The Hutchinson Builders Centre, home of the North Queensland Toyota Cowboys has been further cemented as a world-class sporting facility, following the opening of James Cook University’s Performance Science Hub on level 2.
The Cowboys will reap the benefits of the Hub which features state-of-the-art equipment including a physiology laboratory and performance analytics capabilities.
The use of performance analytics will improve athlete performance, game management and physical capacity, while the physiology laboratory will assess how athletes and those in other physically demanding occupations perform in hot environments.
Cowboys CEO Jeff Reibel said the hub will help connect players and students to boost elite and professional sport and opportunities in North Queensland.
“For the Cowboys, sports science is having an increased impact on measuring and maintaining elite performance, so to have this facility at our fingertips will only add to our capabilities as a professional rugby league club, competing at the highest level,” he said.
“Professional sport is highly analytical, with research and data becoming pivotal to the club’s day-to-day operations, so combining JCU’s Performance Science Hub with the other offerings at the Hutchinson Builders Centre will continue to grow the Cowboys as a formidable force in the NRL.
“Enabling students to work alongside professional athletes also ensures North Queensland continues to produce talented university graduates across a range of disciplines that benefit the sport and wellbeing industries in the north.”
The Hub builds on the centre’s commitment to giving back to the community, offering opportunities for JCU staff and students to have access to professional athletes while also attracting sporting teams and players from outside the region.
JCU Vice Chancellor Professor Sandra Harding said the Hub represents a technological leap for sports and exercise science research.
“We are incredibly excited about the potential of this facility to advance athletic high performance in northern Queensland,” she said.
“The Hub will support students from JCU’s Elite Athlete Program as they focus on their training and competition while balancing their studies and encourage them to stay in the region.”
JCU Head of Sport and Exercise Science Associate Professor Fiona Barnett added the Hub has been launched after several years of planning in collaboration with the Cowboys.

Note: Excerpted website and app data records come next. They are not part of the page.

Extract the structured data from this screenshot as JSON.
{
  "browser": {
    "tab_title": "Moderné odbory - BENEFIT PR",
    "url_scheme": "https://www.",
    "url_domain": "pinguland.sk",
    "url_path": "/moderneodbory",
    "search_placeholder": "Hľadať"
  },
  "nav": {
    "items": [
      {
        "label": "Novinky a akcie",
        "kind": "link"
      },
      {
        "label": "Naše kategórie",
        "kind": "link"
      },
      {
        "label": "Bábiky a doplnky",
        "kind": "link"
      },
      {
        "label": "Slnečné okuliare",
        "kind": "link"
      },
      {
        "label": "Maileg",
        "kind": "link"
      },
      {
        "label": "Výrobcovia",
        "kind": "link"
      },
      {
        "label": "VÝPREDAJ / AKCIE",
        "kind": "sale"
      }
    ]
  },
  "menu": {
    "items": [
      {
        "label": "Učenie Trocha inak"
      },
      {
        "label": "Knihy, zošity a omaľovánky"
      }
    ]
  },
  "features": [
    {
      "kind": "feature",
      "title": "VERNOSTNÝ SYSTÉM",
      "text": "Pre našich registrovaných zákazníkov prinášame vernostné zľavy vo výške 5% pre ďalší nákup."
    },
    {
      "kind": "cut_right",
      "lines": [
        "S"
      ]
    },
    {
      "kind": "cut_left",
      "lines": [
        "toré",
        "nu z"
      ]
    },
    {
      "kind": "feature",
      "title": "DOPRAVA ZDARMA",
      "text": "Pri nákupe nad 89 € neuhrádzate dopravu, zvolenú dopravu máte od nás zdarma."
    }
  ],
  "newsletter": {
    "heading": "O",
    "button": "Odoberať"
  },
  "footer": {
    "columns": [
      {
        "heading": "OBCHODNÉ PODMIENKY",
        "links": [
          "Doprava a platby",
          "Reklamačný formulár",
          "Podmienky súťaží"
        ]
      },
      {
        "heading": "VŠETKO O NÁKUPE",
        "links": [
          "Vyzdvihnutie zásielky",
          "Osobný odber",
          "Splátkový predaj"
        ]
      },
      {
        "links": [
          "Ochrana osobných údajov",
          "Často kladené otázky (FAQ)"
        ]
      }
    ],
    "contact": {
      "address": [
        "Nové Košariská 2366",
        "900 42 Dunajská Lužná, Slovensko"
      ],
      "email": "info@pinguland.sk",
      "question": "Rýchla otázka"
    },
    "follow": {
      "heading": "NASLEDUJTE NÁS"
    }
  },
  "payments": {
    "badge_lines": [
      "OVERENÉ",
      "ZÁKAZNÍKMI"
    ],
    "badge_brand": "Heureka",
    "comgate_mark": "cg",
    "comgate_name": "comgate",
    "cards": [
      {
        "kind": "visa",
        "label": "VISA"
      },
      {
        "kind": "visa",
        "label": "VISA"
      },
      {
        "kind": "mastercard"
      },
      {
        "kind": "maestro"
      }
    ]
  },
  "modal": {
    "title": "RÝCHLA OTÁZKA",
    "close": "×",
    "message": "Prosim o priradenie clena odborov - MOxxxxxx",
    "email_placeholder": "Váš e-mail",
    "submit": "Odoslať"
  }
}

“We visited a number of facilities to get an idea about what we should provide, and Elite Athlete University Co-ordinator Wade Sinclair did a lot of research into what world-class facilities are available,” Associate Prof Barnett said.
“We took into consideration the needs of local athletes and teams while also offering opportunities for professional sports teams and elite athletes from elsewhere to train here.
“This is essentially a continuation of what we have been doing for many years at JCU with Sport and Exercise Science but we are now going to be able to do that work at a much higher level with state-of-the-art equipment and facilities.”
The opening of the hub builds on the Cowboys long-standing and multi-layered partnership with James Cook University.
Cowboys CEO Jeff Reibel said the new addition to the Hutchinson Builders Centre would build on both organisations’ goals for providing opportunities for athletes in North Queensland.
“The Hutchinson Builders Centre was designed with a vision that it would be a multi-purpose venue combining community areas, multi-sport high-performance training spaces, sports medicine and sports science laboratories,” he said.
“JCU’s Performance Science Hub adds yet another dimension to the shared facility, combining professional sport with university level research and education, to offer the best in sports performance right here in North Queensland.
“The North Queensland Toyota Cowboys and James Cook University have maintained strong ties for many years, now teaming up to nurture elite talent in North Queensland and providing opportunities for those athletes to remain based in regional Queensland.”